■ **WHAT IS REQUIRED**
Your answer must be the full set of entries, repeated exactly.

■ **RECORDS PROVIDED**
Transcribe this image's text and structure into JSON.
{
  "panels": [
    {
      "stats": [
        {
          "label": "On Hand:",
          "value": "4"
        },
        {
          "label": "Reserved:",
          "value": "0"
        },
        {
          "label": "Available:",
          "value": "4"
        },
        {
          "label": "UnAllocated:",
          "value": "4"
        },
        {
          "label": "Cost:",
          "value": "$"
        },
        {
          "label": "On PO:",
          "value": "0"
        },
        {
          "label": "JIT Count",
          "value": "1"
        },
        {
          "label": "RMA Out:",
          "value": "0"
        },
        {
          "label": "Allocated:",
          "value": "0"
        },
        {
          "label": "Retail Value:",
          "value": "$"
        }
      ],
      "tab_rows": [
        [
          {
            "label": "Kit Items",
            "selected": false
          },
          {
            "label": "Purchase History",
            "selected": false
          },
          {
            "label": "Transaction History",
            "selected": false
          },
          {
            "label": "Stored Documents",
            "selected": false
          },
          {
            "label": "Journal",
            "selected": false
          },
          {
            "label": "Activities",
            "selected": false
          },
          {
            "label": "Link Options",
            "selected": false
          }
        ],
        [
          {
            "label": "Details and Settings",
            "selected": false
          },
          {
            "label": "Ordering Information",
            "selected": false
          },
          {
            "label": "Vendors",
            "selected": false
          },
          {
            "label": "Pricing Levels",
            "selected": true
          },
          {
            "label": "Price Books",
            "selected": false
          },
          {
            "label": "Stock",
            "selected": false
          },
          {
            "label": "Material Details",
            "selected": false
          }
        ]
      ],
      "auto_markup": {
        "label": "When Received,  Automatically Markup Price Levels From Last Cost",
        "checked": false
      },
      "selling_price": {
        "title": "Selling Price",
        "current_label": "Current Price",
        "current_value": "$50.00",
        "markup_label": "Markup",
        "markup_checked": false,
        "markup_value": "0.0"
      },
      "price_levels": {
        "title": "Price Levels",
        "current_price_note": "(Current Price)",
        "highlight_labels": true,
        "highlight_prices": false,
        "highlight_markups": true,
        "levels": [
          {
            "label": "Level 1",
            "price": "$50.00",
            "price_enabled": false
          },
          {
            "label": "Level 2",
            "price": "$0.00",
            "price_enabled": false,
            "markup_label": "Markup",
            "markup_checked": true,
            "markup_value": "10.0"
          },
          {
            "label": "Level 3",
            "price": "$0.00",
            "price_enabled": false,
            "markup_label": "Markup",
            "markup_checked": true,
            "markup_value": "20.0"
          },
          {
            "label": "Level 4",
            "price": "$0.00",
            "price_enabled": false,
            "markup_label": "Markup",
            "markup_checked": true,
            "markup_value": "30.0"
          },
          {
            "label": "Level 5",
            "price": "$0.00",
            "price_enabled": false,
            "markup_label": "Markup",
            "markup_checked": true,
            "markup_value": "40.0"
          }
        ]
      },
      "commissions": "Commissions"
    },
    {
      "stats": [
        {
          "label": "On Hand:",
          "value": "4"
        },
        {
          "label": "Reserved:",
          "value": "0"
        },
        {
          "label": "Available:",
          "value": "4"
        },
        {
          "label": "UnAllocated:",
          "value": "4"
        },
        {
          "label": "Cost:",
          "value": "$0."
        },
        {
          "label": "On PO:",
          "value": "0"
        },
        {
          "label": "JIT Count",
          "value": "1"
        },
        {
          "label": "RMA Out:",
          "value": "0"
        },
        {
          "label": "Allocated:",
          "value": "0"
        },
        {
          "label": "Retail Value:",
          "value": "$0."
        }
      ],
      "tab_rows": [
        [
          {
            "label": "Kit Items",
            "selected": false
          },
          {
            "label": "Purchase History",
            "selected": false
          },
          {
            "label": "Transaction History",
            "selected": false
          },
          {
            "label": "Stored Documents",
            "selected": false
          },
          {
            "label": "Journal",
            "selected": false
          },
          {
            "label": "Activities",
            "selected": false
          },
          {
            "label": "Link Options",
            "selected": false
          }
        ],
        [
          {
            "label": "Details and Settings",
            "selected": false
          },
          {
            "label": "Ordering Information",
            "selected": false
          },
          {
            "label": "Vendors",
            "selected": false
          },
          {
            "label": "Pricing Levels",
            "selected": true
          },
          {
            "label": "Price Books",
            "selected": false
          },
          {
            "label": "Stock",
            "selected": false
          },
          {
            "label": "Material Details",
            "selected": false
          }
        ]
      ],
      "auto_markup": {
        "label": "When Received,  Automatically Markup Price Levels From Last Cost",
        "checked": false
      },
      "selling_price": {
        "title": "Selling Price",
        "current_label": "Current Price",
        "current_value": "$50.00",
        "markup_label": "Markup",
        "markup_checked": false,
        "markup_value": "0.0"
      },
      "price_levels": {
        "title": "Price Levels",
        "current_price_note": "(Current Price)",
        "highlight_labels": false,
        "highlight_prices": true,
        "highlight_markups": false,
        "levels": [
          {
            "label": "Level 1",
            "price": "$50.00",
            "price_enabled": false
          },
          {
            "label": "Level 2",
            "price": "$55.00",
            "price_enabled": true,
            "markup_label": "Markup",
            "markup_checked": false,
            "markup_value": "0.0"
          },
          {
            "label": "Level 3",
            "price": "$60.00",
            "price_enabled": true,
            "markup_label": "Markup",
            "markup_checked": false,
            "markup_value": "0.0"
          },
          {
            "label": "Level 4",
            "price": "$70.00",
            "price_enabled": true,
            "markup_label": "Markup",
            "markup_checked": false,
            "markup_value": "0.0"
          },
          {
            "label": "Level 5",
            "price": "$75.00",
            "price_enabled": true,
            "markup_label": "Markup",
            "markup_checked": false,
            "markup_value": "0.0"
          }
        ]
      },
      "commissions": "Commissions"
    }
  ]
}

■ **OUTPUT FOR THIS EXERCISE**
Transcribe this image's text and structure into JSON.
{
  "panels": [
    {
      "stats": [
        {
          "label": "On Hand:",
          "value": "4"
        },
        {
          "label": "Reserved:",
          "value": "0"
        },
        {
          "label": "Available:",
          "value": "4"
        },
        {
          "label": "UnAllocated:",
          "value": "4"
        },
        {
          "label": "Cost:",
          "value": "$"
        },
        {
          "label": "On PO:",
          "value": "0"
        },
        {
          "label": "JIT Count",
          "value": "1"
        },
        {
          "label": "RMA Out:",
          "value": "0"
        },
        {
          "label": "Allocated:",
          "value": "0"
        },
        {
          "label": "Retail Value:",
          "value": "$"
        }
      ],
      "tab_rows": [
        [
          {
            "label": "Kit Items",
            "selected": false
          },
          {
            "label": "Purchase History",
            "selected": false
          },
          {
            "label": "Transaction History",
            "selected": false
          },
          {
            "label": "Stored Documents",
            "selected": false
          },
          {
            "label": "Journal",
            "selected": false
          },
          {
            "label": "Activities",
            "selected": false
          },
          {
            "label": "Link Options",
            "selected": false
          }
        ],
        [
          {
            "label": "Details and Settings",
            "selected": false
          },
          {
            "label": "Ordering Information",
            "selected": false
          },
          {
            "label": "Vendors",
            "selected": false
          },
          {
            "label": "Pricing Levels",
            "selected": true
          },
          {
            "label": "Price Books",
            "selected": false
          },
          {
            "label": "Stock",
            "selected": false
          },
          {
            "label": "Material Details",
            "selected": false
          }
        ]
      ],
      "auto_markup": {
        "label": "When Received,  Automatically Markup Price Levels From Last Cost",
        "checked": false
      },
      "selling_price": {
        "title": "Selling Price",
        "current_label": "Current Price",
        "current_value": "$50.00",
        "markup_label": "Markup",
        "markup_checked": false,
        "markup_value": "0.0"
      },
      "price_levels": {
        "title": "Price Levels",
        "current_price_note": "(Current Price)",
        "highlight_labels": true,
        "highlight_prices": false,
        "highlight_markups": true,
        "levels": [
          {
            "label": "Level 1",
            "price": "$50.00",
            "price_enabled": false
          },
          {
            "label": "Level 2",
            "price": "$0.00",
            "price_enabled": false,
            "markup_label": "Markup",
            "markup_checked": true,
            "markup_value": "10.0"
          },
          {
            "label": "Level 3",
            "price": "$0.00",
            "price_enabled": false,
            "markup_label": "Markup",
            "markup_checked": true,
            "markup_value": "20.0"
          },
          {
            "label": "Level 4",
            "price": "$0.00",
            "price_enabled": false,
            "markup_label": "Markup",
            "markup_checked": true,
            "markup_value": "30.0"
          },
          {
            "label": "Level 5",
            "price": "$0.00",
            "price_enabled": false,
            "markup_label": "Markup",
            "markup_checked": true,
            "markup_value": "40.0"
          }
        ]
      },
      "commissions": "Commissions"
    },
    {
      "stats": [
        {
          "label": "On Hand:",
          "value": "4"
        },
        {
          "label": "Reserved:",
          "value": "0"
        },
        {
          "label": "Available:",
          "value": "4"
        },
        {
          "label": "UnAllocated:",
          "value": "4"
        },
        {
          "label": "Cost:",
          "value": "$0."
        },
        {
          "label": "On PO:",
          "value": "0"
        },
        {
          "label": "JIT Count",
          "value": "1"
        },
        {
          "label": "RMA Out:",
          "value": "0"
        },
        {
          "label": "Allocated:",
          "value": "0"
        },
        {
          "label": "Retail Value:",
          "value": "$0."
        }
      ],
      "tab_rows": [
        [
          {
            "label": "Kit Items",
            "selected": false
          },
          {
            "label": "Purchase History",
            "selected": false
          },
          {
            "label": "Transaction History",
            "selected": false
          },
          {
            "label": "Stored Documents",
            "selected": false
          },
          {
            "label": "Journal",
            "selected": false
          },
          {
            "label": "Activities",
            "selected": false
          },
          {
            "label": "Link Options",
            "selected": false
          }
        ],
        [
          {
            "label": "Details and Settings",
            "selected": false
          },
          {
            "label": "Ordering Information",
            "selected": false
          },
          {
            "label": "Vendors",
            "selected": false
          },
          {
            "label": "Pricing Levels",
            "selected": true
          },
          {
            "label": "Price Books",
            "selected": false
          },
          {
            "label": "Stock",
            "selected": false
          },
          {
            "label": "Material Details",
            "selected": false
          }
        ]
      ],
      "auto_markup": {
        "label": "When Received,  Automatically Markup Price Levels From Last Cost",
        "checked": false
      },
      "selling_price": {
        "title": "Selling Price",
        "current_label": "Current Price",
        "current_value": "$50.00",
        "markup_label": "Markup",
        "markup_checked": false,
        "markup_value": "0.0"
      },
      "price_levels": {
        "title": "Price Levels",
        "current_price_note": "(Current Price)",
        "highlight_labels": false,
        "highlight_prices": true,
        "highlight_markups": false,
        "levels": [
          {
            "label": "Level 1",
            "price": "$50.00",
            "price_enabled": false
          },
          {
            "label": "Level 2",
            "price": "$55.00",
            "price_enabled": true,
            "markup_label": "Markup",
            "markup_checked": false,
            "markup_value": "0.0"
          },
          {
            "label": "Level 3",
            "price": "$60.00",
            "price_enabled": true,
            "markup_label": "Markup",
            "markup_checked": false,
            "markup_value": "0.0"
          },
          {
            "label": "Level 4",
            "price": "$70.00",
            "price_enabled": true,
            "markup_label": "Markup",
            "markup_checked": false,
            "markup_value": "0.0"
          },
          {
            "label": "Level 5",
            "price": "$75.00",
            "price_enabled": true,
            "markup_label": "Markup",
            "markup_checked": false,
            "markup_value": "0.0"
          }
        ]
      },
      "commissions": "Commissions"
    }
  ]
}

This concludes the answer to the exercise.